TAMPA — Leading the state universities' governing board during a time of major budget cuts and power struggles with the Legislature is not a task for the faint of heart.
Enter Sheila McDevitt, a longtime corporate lawyer with a blunt tongue and an appetite for challenges.
"I'm pretty decisive," says McDevitt, who retired last summer as general counsel for TECO Energy.
She'll have plenty of challenges in the next two years. McDevitt, 61, was elected recently by her peers to serve as chairwoman of the Board of Governors, the 17-member group that oversees Florida's public universities.
She takes over at a time when the constitutionally created board is locked in a legal battle with legislators over tuition-setting authority. When universities are losing so much in state funding, they're losing top faculty members to states with less financial uncertainty. When the board's power over state universities is being challenged by lawmakers and even some university leaders.
You're taking over during a difficult period. What's at the top of your priority list?
One is to begin having meetings with the governor's office, the outgoing and incoming (House) speakers and (Senate) presidents and the education chairs in both chambers. … The question is, what can we do to make this group of universities work together better. The system approach during this time of lean resources is more important than ever. Because when you have no money and one university with clout goes out and gets something for themselves, it means it's taking away from other universities.
I also want to resolve, or begin to resolve, how we can develop a formula for appropriate and predictable funding.
You spent a lot of time in Tallahassee this past session, and it was obviously a stressful time for the board. What did you learn?

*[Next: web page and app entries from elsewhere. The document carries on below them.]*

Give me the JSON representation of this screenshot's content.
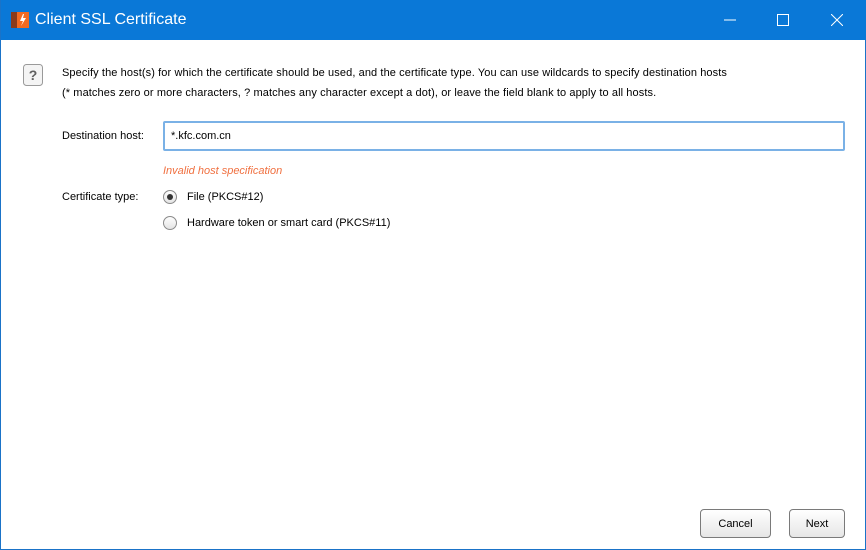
{
  "window": {
    "title": "Client SSL Certificate",
    "icon": "app-logo-icon",
    "controls": [
      "minimize-icon",
      "maximize-icon",
      "close-icon"
    ],
    "accent_color": "#0a78d7"
  },
  "description": {
    "line1": "Specify the host(s) for which the certificate should be used, and the certificate type. You can use wildcards to specify destination hosts",
    "line2": "(* matches zero or more characters, ? matches any character except a dot), or leave the field blank to apply to all hosts."
  },
  "form": {
    "destination_label": "Destination host:",
    "destination_value": "*.kfc.com.cn",
    "error_message": "Invalid host specification",
    "error_color": "#f07040",
    "certificate_type_label": "Certificate type:",
    "options": [
      {
        "label": "File (PKCS#12)",
        "selected": true
      },
      {
        "label": "Hardware token or smart card (PKCS#11)",
        "selected": false
      }
    ]
  },
  "buttons": {
    "cancel": "Cancel",
    "next": "Next"
  }
}
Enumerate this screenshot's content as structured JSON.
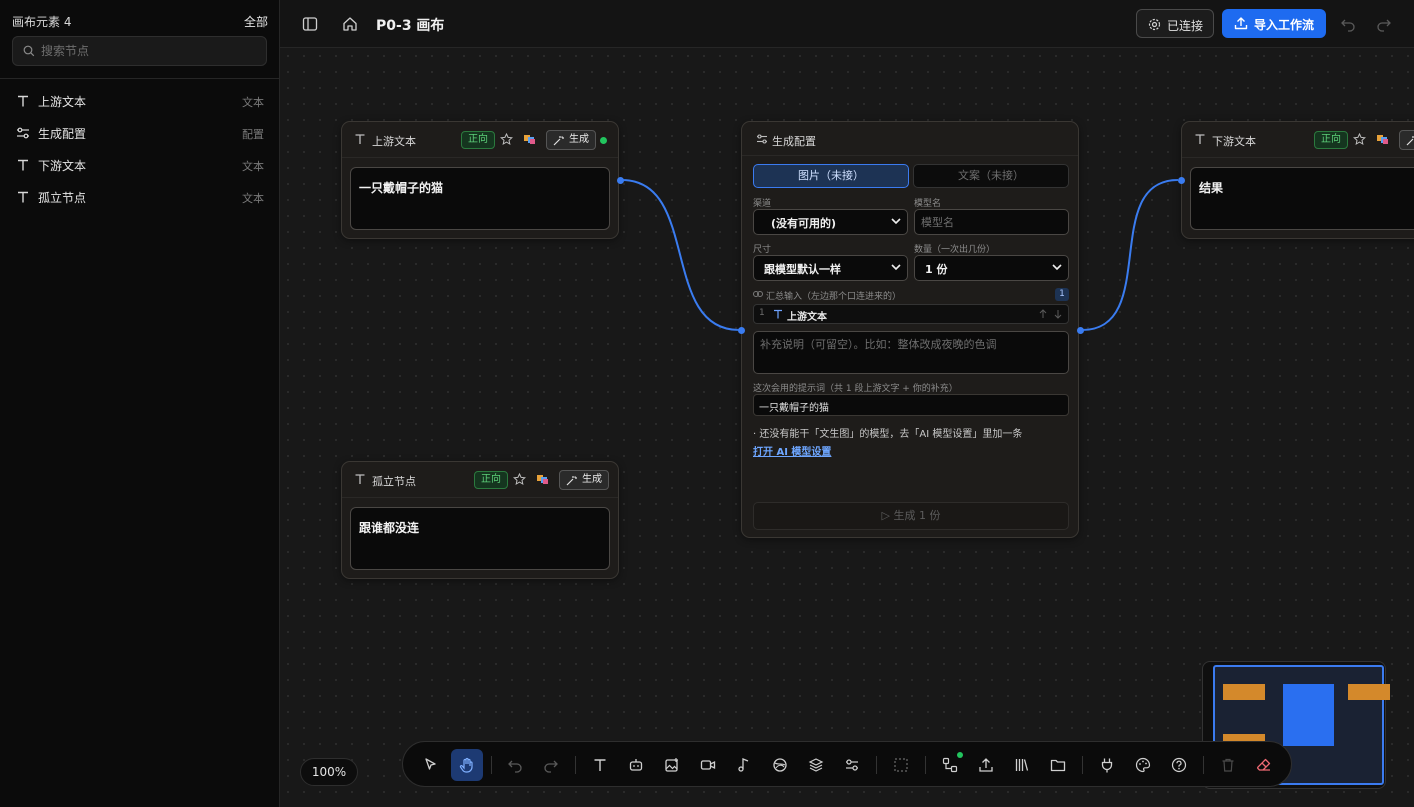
{
  "sidebar": {
    "title": "画布元素 4",
    "all_label": "全部",
    "search_placeholder": "搜索节点",
    "items": [
      {
        "label": "上游文本",
        "kind": "文本",
        "icon": "text-icon"
      },
      {
        "label": "生成配置",
        "kind": "配置",
        "icon": "sliders-icon"
      },
      {
        "label": "下游文本",
        "kind": "文本",
        "icon": "text-icon"
      },
      {
        "label": "孤立节点",
        "kind": "文本",
        "icon": "text-icon"
      }
    ]
  },
  "header": {
    "title": "P0-3 画布",
    "connect_label": "已连接",
    "import_label": "导入工作流"
  },
  "nodes": {
    "upstream": {
      "title": "上游文本",
      "direction": "正向",
      "generate": "生成",
      "content": "一只戴帽子的猫"
    },
    "downstream": {
      "title": "下游文本",
      "direction": "正向",
      "content": "结果"
    },
    "isolated": {
      "title": "孤立节点",
      "direction": "正向",
      "generate": "生成",
      "content": "跟谁都没连"
    },
    "config": {
      "title": "生成配置",
      "tab_image": "图片（未接）",
      "tab_copy": "文案（未接）",
      "channel_label": "渠道",
      "channel_value": "(没有可用的)",
      "model_label": "模型名",
      "model_placeholder": "模型名",
      "size_label": "尺寸",
      "size_value": "跟模型默认一样",
      "count_label": "数量（一次出几份）",
      "count_value": "1 份",
      "inputs_label": "汇总输入（左边那个口连进来的）",
      "inputs_count": "1",
      "input_row_index": "1",
      "input_row_label": "上游文本",
      "note_placeholder": "补充说明（可留空）。比如：整体改成夜晚的色调",
      "prompt_label": "这次会用的提示词（共 1 段上游文字 + 你的补充）",
      "prompt_value": "一只戴帽子的猫",
      "warning": "· 还没有能干「文生图」的模型，去「AI 模型设置」里加一条",
      "settings_link": "打开 AI 模型设置",
      "generate_button": "▷ 生成 1 份"
    }
  },
  "zoom": "100%",
  "colors": {
    "accent": "#1e6bf0",
    "edge": "#3a7cf0",
    "status_ok": "#22c55e",
    "badge_green": "#5ed07a",
    "minimap_text_node": "#d4892b",
    "minimap_config_node": "#2a6ff0"
  }
}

The leadership is more "What I say goes" than when I worked in the Legislature 30 years ago. But as you get away from the leadership, people's views are different. … A consistent view is they don't understand why individual presidents are trying to go out and get more for themselves when the system as a whole is promoting something else. It's confusing for us as a board; it's confusing for the people who provide the resources to the universities; and it's confusing for the smaller universities with less clout.
What do you want to see happen with the tuition lawsuit? Settle? Keep pushing?
I'm not interested in "winning a lawsuit." I want to begin these conversations and see if we can get to a place where we can agree. What you want to do is reach an accord where everyone is at least slightly miserable or slightly happy. Usually that means both sides got something. But you can't get everything you want.
How concerned are you about the budget cuts facing universities, and this ongoing loss of top faculty members to other states?
I'm very concerned. Those kinds of faculty, like the USF robotics professor, are what elevate schools and put them on the national radar. I don't like to see it. But I don't know what the answer is.
We're looking at state funding and tuition, but we also need to look at what universities get from their foundations and what other private help universities can get. We are in a situation no different than nonprofits that rely on state money and now are getting less of it and so they have to look more at private funding.
Shannon Colavecchio-Van Sickler can be reached at email@example.com or (813) 226-3403.